U.S. chocolate maker Hershey Co is considering launching a bid of at least $17 billion for British chocolatier Cadbury Plc as it seeks to trump a hostile offer by Kraft Foods Inc, a source familiar with the matter said on Friday.
Hershey has lined up deal funding from Bank of America and JP Morgan Chase & Co to make a solo offer for Cadbury, but is also still weighing a joint bid with Italy's Ferrero Spa, the source said.
The interest from Hershey could add new pressure on Kraft to sweeten its $16.5 billion offer, which Cadbury rejected last week as derisory.
It's still very fluid and there are multiple prongs to this, the source told Reuters on condition of anonymity. It's still very early. But they need at least $17 billion to top Kraft.
Citing people familiar with the matter, the Wall Street Journal reported on Friday afternoon that the impetus for the Hershey bid comes from the charitable trust controlling the company.
The trust is pushing Hershey Chief Executive David West to compete with Kraft's offer, but wants to structure a deal so that it remains in charge of Hershey, the report said.
Officials for the Hershey Trust were not immediately available for comment. Hershey, Kraft and Cadbury declined to comment.
A solo Hershey bid would be the most transformative move the company has made in its 100-year history. The company's market capitalization stands at $8.3 billion, while Cadbury is valued at $18.1 billion.
Given that they generate 85 percent of their sales form the domestic market, gaining access to Cadbury's platform would be highly advantageous, said Erin Swanson, analyst at Morningstar, noting Cadbury's presence in emerging markets.
She added that Hershey would be able to expand its candy and gum business. But a deal would mainly aim to capture new growth as there is little overlap between the companies' businesses and therefore slim opportunity for cost savings.
A RISK-AVERSE TRUST
Hershey's offer could include at least $10 billion in cash from Hershey and $2 billion in new Hershey shares, plus $3 billion to $5 billion from outside investors in exchange for equity in Hershey, according to the Journal.
That would trump the $6.74 billion in cash indicated in Kraft's cash and stock offer for Cadbury, though Kraft has secured $9.2 billion in financing and could raise the cash component of its offer.

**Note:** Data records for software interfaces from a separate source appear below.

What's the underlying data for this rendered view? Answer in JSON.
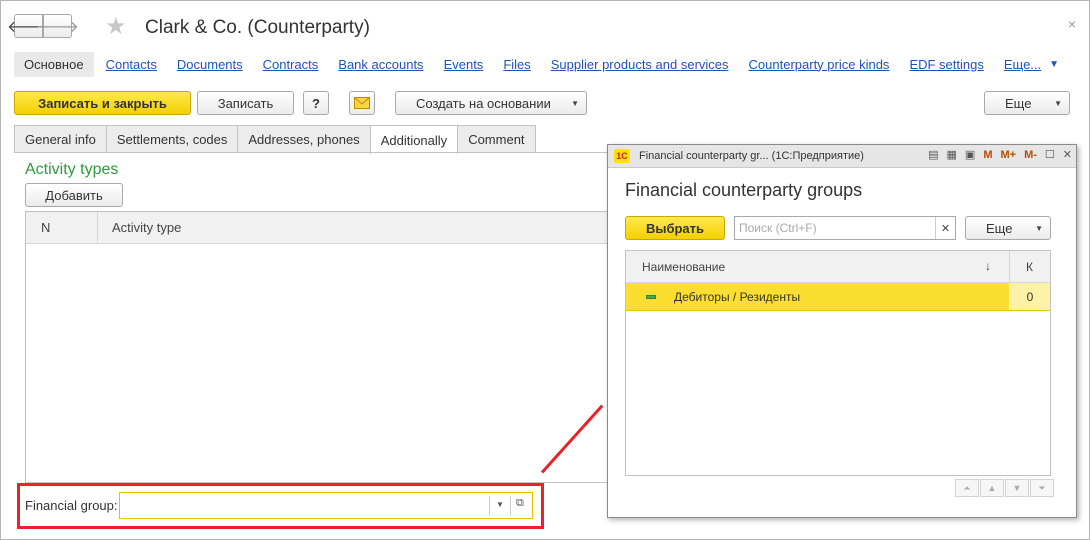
{
  "window": {
    "title": "Clark & Co. (Counterparty)",
    "close_symbol": "×"
  },
  "nav": {
    "back": "🡐",
    "forward": "🡒",
    "items": [
      {
        "label": "Основное"
      },
      {
        "label": "Contacts"
      },
      {
        "label": "Documents"
      },
      {
        "label": "Contracts"
      },
      {
        "label": "Bank accounts"
      },
      {
        "label": "Events"
      },
      {
        "label": "Files"
      },
      {
        "label": "Supplier products and services"
      },
      {
        "label": "Counterparty price kinds"
      },
      {
        "label": "EDF settings"
      }
    ],
    "more_label": "Еще..."
  },
  "toolbar": {
    "save_close": "Записать и закрыть",
    "save": "Записать",
    "help": "?",
    "create_based": "Создать на основании",
    "more": "Еще"
  },
  "tabs": [
    {
      "label": "General info"
    },
    {
      "label": "Settlements, codes"
    },
    {
      "label": "Addresses, phones"
    },
    {
      "label": "Additionally"
    },
    {
      "label": "Comment"
    }
  ],
  "activity": {
    "title": "Activity types",
    "add_button": "Добавить",
    "columns": [
      "N",
      "Activity type"
    ]
  },
  "financial_group": {
    "label": "Financial group:",
    "value": ""
  },
  "dialog": {
    "window_title": "Financial counterparty gr...  (1С:Предприятие)",
    "logo": "1С",
    "heading": "Financial counterparty groups",
    "select_button": "Выбрать",
    "search_placeholder": "Поиск (Ctrl+F)",
    "more": "Еще",
    "columns": {
      "name": "Наименование",
      "k": "К"
    },
    "rows": [
      {
        "name": "Дебиторы / Резиденты",
        "k": "0"
      }
    ],
    "titlebar_icons": [
      "print-icon",
      "calculator-icon",
      "calendar-icon",
      "M",
      "M+",
      "M-",
      "maximize-icon",
      "close-icon"
    ]
  },
  "colors": {
    "accent_yellow": "#f3d000",
    "link": "#1a56b8",
    "section_green": "#2d9b3a",
    "highlight_red": "#e8232a"
  }
}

But one source familiar with the situation questioned whether Hershey was getting ahead of itself.
Buying a company more than twice its size could be a risk and the Trust has previously shied away from risk, given its mandate, the source said.
A key figure in any Hershey bid is Byron Trott, a favorite banker to legendary investor Warren Buffett, whose Berkshire Hathaway is the largest investor in Kraft. The Kraft connection goes further, as West is formerly an executive of the world's No. 2 food maker.
Hershey, which tried and failed to combine with Cadbury in 2007, is also being advised by Jamie Grant, brother to actor Hugh Grant, as well as Watch Hill Partners, a boutique firm acquired by FBR Capital Markets earlier this year.
Earlier this week, Hershey disclosed it was considering a bid for Cadbury and sources familiar with the matter said it was also discussing a potential joint offer with Ferrero.
A source familiar with the situation told Reuters that the two companies have weighed breaking the UK confectioner up into separate businesses as part of a friendly, all-cash bid.
But both Ferrero and Hershey have interest in Cadbury's chocolate business, while Cadbury may not be keen on a friendly bid if it calls for a break-up of the company.
(Editing by Michele Gershberg and Richard Chang)
($1 = 0.6722 euro = 0.6002 pound)